**Exercise prompt:**
Those lines of the data that hold the word "Latin" are to be copied out.

[Entries from a dataset of interfaces]
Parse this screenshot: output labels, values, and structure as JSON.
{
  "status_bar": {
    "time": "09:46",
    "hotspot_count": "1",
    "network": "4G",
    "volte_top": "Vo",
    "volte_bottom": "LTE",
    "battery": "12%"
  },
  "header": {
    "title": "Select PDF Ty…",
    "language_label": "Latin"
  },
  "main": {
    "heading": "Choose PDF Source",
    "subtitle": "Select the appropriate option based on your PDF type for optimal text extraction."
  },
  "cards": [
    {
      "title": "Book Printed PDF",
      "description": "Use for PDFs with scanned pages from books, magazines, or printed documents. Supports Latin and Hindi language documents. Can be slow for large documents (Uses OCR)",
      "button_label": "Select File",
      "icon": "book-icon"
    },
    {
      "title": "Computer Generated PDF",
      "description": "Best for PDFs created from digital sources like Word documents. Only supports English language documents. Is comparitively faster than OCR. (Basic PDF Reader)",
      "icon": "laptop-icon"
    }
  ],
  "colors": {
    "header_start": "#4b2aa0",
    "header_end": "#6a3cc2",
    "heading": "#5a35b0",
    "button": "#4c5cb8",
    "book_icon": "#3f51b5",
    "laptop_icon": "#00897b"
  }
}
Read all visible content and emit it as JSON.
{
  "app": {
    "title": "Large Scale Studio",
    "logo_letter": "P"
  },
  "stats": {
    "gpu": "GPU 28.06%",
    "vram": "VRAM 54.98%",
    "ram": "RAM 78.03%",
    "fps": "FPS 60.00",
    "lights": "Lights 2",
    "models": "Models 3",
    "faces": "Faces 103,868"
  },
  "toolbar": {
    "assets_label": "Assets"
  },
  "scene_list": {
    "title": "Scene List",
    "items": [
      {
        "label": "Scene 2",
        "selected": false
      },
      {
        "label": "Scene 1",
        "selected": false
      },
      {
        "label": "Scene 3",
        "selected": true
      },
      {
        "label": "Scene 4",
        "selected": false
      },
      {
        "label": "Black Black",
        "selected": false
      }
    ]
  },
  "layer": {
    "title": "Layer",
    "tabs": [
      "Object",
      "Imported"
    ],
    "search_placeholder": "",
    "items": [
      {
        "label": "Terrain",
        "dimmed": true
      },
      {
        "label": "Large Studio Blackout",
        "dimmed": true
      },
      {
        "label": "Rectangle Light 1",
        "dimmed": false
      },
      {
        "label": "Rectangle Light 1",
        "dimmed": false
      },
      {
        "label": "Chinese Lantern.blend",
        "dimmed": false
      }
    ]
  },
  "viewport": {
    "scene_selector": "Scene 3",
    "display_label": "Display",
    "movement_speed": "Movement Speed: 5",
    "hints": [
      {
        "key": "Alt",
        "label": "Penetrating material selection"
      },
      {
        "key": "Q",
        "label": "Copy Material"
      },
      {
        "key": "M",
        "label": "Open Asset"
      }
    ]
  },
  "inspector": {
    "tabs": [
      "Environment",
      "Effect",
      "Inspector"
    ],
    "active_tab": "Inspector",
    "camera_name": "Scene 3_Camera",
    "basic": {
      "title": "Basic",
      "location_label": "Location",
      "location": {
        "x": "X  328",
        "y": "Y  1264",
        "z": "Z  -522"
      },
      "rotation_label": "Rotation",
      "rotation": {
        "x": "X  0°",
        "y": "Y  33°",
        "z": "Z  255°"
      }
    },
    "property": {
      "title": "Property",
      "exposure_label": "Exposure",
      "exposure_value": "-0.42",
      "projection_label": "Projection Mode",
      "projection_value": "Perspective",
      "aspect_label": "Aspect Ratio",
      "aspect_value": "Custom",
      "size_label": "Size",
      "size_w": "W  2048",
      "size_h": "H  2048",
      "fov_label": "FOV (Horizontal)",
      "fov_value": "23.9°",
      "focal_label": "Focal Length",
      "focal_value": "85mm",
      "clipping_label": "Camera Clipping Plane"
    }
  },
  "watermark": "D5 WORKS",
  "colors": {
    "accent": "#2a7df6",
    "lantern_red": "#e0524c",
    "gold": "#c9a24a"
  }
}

**Solution to this task:**
    "language_label": "Latin"
      "description": "Use for PDFs with scanned pages from books, magazines, or printed documents. Supports Latin and Hindi language documents. Can be slow for large documents (Uses OCR)",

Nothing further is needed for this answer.